The Mediterranean diet is a culinary tapestry woven from the dietary traditions of Greece, Spain, and southern Italy—regions that embrace the breathtaking Mediterranean Sea. Its genesis can be traced back to 1945 when American Dr. Ancel Keys arrived in Greece. Driven by curiosity, he embarked on a journey that unveiled the secrets of this remarkable diet. What he discovered was astonishing: the people of Greece and Spain enjoyed longer life expectancies and were relatively free from major health issues.
At its heart, the Mediterranean diet is an ode to nature, emphasizing foods from plant sources that are minimally processed, locally grown, and in sync with the seasons. Animal-based foods play a secondary role in this culinary symphony.

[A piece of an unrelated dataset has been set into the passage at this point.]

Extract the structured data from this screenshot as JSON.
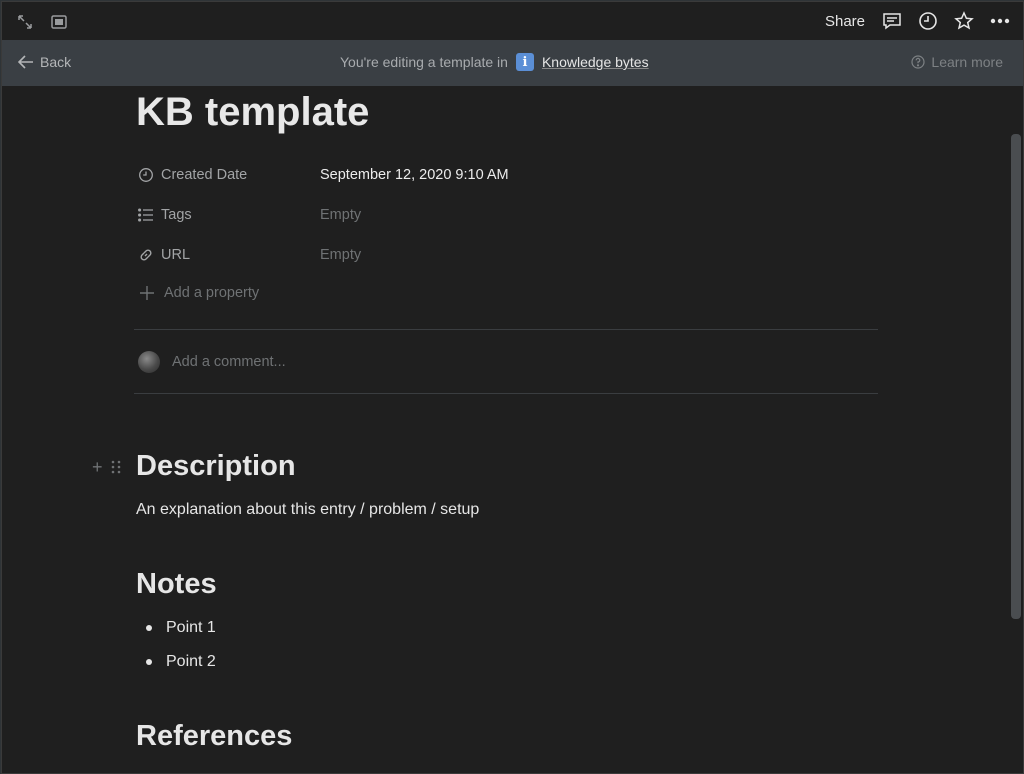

The cornerstone of this diet includes an abundance of fresh fruits, vegetables, sea-fresh fish, aromatic herbs, whole grains, nuts, seeds, and the liberal use of non-refined olive oil, accounting for 25% to 35% of the fat consumed. It champions a low intake of saturated fats, a moderate consumption of cheese and yogurt, and sweet treats are found in the form of honey and fresh fruits. The diet features ample servings of fresh fish and non-refined cereals.
In the Mediterranean diet, vegetables take center stage, with a daily intake of at least one pound per person, while red meat plays a supporting role and is consumed sparingly. Regular physical activity is a key companion to this diet, and if wine is your choice of beverage, moderation is key—just one glass for women and up to two glasses for men, enjoyed daily with meals.
The diet offers a tantalizing array of fruits, including grapes, raisins, olives, avocados, strawberries, raspberries, currants, blueberries, black olives, oranges, apples, pears, figs, pomegranates, dates, passion fruits, cherries, apricots, grapefruits, peaches, prunes, quinces, bergamots, and plums.
As for vegetables, the Mediterranean region boasts an impressive selection, including spinach, lettuce, cauliflower, broccoli, white peaches, bell peppers, carrots, beetroots, tomatoes, onions, shallots, scallions, green onions, celery, eggplants, capers, cucumbers, lemons, zucchinis, white and red cabbage, mushrooms, grapevine leaves, artichokes, potatoes, sweet corn, and gherkins.
Grains hold a significant place in the diet, featuring pasta, couscous, rice, polenta, and bulgur. Legumes such as carob, peas, beans, lima beans, chickpeas, and lentils provide a wholesome source of nutrition.
The Mediterranean culinary experience is elevated by an exquisite blend of herbs and spices, including anise, basil, bay leaves, borage, peppercorns, garlic, chilies, chamomile, chervil, chives, dill, fennel, lavender, marjoram, mint, nutmeg, oregano, parsley, sesame seeds, rosemary, sage, savory, sorrel, tarragon, thyme, vanilla, mahaleb, red saffron, masticha, cinnamon, cloves, coriander, cumin, and caraway.
Cheese enthusiasts can indulge in a delightful selection crafted primarily from sheep and goat’s milk, including bocconcini, edam, feta, halloumi, kasseri, kefalograviera, kefalotyri, roquefort cheese, mozzarella, mitzithra, manouri, manchego, pecorino toscano, mascarpone, parmesan, and pecorino. Additionally, anthotyro, xynotyri, ladotyri, anevato, and batzos contribute to the rich cheese landscape.
For those seeking the crunch of nuts, the Mediterranean diet offers a delightful array of almonds, fennel, poppy seeds, sesame seeds, pistachios, peanuts, hazelnuts, walnuts, pine nuts, and chestnuts.
The Mediterranean coastline provides an abundance of fish, including herring, salmon, trout, tuna, anchovies, sardines, mackerels, cod, and carp. Seafood lovers can savor octopus, clams, mussels, and squids. This diverse menu, consumed daily, has been hailed for its heart-healthy attributes, making the Mediterranean diet a culinary journey well worth undertaking.